Or you could go on the country’s foremost political debate show, wait patiently with your hand up and then, in front of the entire nation, declare your apathy to all.
Like this young chap from Sunderland.
He said: “2015 feels like a decade ago.
“I feel people are making a big deal out of nothing, I’m not really bothered.
“Give them some wiggle room.”
Dimbleby broke the brief unsure silence, saying: “So you think it’s a trivial matter?”
“Yeah it just seems like a farce, I’m not really bothered,” he responded.
The young gent no doubt joins such luminaries in the BBC QT Hall of Fame as:
Thursday night’s debate came from Sunderland.
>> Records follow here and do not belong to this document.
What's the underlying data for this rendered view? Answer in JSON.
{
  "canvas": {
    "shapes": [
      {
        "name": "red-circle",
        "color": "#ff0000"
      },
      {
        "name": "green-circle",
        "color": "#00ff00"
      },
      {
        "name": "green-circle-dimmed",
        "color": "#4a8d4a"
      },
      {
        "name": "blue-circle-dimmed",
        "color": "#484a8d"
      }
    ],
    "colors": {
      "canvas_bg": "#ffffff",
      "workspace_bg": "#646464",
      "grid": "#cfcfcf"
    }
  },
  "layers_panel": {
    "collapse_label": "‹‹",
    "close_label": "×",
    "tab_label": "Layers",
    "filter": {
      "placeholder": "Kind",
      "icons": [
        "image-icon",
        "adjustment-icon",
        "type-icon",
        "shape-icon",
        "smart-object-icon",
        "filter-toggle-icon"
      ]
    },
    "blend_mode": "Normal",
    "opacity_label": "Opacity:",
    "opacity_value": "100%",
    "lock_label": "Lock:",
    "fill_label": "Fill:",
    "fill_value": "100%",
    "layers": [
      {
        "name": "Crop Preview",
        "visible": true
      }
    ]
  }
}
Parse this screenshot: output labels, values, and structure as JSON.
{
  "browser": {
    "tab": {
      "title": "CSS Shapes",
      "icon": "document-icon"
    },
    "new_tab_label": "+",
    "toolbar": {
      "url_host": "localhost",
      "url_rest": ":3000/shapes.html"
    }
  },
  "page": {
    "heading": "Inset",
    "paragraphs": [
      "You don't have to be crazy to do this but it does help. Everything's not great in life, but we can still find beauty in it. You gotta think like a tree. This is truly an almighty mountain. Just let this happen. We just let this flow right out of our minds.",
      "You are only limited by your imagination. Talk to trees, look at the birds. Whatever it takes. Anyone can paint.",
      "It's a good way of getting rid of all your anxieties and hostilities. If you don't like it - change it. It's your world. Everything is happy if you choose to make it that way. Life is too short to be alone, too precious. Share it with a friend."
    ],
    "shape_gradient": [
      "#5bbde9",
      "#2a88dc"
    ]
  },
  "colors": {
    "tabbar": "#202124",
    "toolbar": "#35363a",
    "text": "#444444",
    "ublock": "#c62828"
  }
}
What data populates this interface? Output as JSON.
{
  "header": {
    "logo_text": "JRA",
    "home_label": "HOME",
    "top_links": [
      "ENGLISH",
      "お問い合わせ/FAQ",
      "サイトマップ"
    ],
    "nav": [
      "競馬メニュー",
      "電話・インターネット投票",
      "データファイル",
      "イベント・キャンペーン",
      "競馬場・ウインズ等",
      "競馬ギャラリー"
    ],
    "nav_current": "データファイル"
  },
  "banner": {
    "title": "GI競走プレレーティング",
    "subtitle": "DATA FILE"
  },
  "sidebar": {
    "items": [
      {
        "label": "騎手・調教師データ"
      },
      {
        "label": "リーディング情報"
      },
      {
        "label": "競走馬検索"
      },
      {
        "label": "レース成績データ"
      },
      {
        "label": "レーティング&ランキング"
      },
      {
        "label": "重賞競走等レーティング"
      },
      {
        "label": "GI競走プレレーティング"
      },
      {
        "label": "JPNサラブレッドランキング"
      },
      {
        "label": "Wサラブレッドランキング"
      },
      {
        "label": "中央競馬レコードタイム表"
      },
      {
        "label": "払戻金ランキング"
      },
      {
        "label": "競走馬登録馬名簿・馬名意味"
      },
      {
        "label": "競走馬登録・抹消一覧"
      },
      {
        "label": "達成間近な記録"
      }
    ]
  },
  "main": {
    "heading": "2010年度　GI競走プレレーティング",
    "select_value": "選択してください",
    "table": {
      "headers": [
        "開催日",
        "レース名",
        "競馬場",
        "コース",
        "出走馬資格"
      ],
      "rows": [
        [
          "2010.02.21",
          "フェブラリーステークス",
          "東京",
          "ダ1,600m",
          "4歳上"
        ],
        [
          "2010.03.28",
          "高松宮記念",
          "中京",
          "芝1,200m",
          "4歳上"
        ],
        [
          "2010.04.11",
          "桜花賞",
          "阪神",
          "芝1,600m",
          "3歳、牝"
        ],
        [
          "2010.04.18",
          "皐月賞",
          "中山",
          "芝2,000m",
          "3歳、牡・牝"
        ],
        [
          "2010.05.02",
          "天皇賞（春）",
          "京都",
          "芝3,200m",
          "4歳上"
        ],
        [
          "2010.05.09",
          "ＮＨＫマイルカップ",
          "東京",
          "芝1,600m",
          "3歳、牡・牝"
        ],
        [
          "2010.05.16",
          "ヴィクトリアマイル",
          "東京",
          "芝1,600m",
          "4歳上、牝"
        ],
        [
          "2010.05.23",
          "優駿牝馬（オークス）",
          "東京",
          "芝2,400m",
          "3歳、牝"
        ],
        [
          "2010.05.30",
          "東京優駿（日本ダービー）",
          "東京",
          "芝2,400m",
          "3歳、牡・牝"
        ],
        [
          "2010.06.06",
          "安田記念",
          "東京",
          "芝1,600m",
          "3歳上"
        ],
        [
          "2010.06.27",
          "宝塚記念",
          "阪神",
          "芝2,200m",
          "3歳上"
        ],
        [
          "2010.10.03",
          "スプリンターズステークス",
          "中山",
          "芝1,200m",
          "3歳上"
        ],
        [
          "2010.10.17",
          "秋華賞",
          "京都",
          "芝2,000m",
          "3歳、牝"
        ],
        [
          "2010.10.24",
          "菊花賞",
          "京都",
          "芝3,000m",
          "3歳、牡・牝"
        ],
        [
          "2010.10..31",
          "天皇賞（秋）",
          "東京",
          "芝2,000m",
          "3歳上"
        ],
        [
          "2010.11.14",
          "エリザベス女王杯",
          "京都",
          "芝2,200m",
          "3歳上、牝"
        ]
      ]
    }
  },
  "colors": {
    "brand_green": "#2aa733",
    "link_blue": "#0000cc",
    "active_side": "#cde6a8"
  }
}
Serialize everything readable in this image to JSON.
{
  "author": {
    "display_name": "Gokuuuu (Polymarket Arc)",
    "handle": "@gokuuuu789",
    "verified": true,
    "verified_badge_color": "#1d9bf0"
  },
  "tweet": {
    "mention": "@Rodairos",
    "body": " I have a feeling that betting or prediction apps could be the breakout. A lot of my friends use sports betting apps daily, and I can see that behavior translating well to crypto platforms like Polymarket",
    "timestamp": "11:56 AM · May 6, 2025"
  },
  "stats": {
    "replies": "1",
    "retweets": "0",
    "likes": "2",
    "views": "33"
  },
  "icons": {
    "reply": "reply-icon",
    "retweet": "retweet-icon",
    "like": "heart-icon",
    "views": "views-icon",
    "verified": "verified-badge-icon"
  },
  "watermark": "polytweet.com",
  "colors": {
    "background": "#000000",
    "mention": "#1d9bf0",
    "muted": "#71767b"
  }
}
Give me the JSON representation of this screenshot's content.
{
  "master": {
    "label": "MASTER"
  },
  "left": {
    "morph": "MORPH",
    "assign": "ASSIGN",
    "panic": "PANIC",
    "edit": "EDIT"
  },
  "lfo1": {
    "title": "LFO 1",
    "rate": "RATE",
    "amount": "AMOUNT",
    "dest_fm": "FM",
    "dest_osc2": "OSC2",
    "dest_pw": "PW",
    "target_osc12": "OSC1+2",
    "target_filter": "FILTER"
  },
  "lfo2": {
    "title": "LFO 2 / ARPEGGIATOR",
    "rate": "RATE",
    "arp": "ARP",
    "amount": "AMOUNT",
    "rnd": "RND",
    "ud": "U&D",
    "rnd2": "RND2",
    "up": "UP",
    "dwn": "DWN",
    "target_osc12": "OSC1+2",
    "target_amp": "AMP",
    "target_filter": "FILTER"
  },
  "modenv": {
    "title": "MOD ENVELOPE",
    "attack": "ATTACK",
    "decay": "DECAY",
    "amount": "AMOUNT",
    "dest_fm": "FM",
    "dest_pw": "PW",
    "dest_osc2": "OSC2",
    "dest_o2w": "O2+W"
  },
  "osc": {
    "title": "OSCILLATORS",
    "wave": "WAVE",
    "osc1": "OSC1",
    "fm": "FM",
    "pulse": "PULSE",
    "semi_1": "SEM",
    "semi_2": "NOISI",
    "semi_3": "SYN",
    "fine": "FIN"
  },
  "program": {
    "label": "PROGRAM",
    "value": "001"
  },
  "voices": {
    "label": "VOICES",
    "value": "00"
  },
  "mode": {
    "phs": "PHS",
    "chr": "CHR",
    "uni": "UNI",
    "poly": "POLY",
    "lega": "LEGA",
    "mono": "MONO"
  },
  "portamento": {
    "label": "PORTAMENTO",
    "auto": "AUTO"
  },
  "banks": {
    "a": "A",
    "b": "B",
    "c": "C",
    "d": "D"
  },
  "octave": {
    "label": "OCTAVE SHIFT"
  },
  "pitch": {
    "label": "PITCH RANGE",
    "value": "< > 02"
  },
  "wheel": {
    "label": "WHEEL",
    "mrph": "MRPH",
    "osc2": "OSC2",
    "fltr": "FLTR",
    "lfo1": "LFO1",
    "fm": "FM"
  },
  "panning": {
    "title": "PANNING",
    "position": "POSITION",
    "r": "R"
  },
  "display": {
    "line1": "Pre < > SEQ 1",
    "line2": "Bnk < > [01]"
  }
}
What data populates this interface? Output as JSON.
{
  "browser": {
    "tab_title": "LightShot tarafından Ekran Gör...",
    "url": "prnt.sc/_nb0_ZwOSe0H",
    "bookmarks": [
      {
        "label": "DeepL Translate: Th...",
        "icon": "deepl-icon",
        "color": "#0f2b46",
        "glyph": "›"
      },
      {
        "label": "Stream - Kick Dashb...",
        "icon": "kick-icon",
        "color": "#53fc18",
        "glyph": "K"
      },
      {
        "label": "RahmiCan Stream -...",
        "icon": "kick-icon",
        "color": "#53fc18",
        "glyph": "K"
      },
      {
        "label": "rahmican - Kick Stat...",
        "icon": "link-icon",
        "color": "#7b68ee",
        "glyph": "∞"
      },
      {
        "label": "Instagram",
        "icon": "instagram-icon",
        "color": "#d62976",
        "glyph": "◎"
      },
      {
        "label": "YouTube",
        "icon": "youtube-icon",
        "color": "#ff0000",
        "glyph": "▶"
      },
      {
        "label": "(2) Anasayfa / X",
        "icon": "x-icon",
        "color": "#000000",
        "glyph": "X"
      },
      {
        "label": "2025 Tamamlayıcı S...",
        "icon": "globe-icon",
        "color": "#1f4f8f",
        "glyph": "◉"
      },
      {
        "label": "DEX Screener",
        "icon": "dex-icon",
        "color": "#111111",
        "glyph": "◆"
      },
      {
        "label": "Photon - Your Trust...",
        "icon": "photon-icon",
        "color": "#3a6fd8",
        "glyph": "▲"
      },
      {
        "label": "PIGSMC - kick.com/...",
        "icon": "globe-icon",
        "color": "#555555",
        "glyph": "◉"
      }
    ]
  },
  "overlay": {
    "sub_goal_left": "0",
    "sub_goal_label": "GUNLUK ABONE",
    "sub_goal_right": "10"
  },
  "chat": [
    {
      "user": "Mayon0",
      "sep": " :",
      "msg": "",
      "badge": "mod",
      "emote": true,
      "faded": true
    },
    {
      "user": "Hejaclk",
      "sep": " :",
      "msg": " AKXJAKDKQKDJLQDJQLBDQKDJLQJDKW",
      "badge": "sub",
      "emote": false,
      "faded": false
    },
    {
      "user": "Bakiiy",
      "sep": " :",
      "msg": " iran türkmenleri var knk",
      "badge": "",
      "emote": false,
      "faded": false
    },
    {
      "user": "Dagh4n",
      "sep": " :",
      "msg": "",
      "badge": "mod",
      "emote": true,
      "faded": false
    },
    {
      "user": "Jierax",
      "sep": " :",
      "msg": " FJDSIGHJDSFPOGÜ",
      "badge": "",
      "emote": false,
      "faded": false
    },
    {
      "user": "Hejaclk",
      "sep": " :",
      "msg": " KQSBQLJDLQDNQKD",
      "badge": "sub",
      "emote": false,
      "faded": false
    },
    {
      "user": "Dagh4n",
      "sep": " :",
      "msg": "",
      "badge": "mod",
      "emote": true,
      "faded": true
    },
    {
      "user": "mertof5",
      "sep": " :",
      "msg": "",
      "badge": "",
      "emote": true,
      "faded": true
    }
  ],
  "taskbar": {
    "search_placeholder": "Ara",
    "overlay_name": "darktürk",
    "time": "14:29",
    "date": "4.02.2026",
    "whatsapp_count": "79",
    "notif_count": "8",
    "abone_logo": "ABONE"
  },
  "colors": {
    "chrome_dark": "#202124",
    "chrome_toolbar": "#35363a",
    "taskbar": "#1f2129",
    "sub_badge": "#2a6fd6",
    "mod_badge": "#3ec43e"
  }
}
On the panel were Karen Bradley MP, Kezia Dugdale MSP, Tasmina Ahmed-Sheikh MP, Polly Toynbee and Fraser Nelson.
John McDonnell was due to attend but had transport issues.
Prime Minister Theresa May has insisted that the controversial Budget changes to National Insurance Contributions for self-employed workers will make the system “simpler, fairer and more progressive”.
The Government is facing a rebellion from its own MPs after Chancellor Philip Hammond announced the move yesterday amid fears it will punish entrepreneurship.
It also breaks a 2015 Conservative manifesto pledge not to increase National Insurance.
Speaking in Brussels, May defended the policy, and pointed to the independent think-tank, the Institute of Fiscal Studies, support for the change.
She said the decision “was taken in the context of a rapidly changing labour market in which the number of people in self employment is rising rapidly”.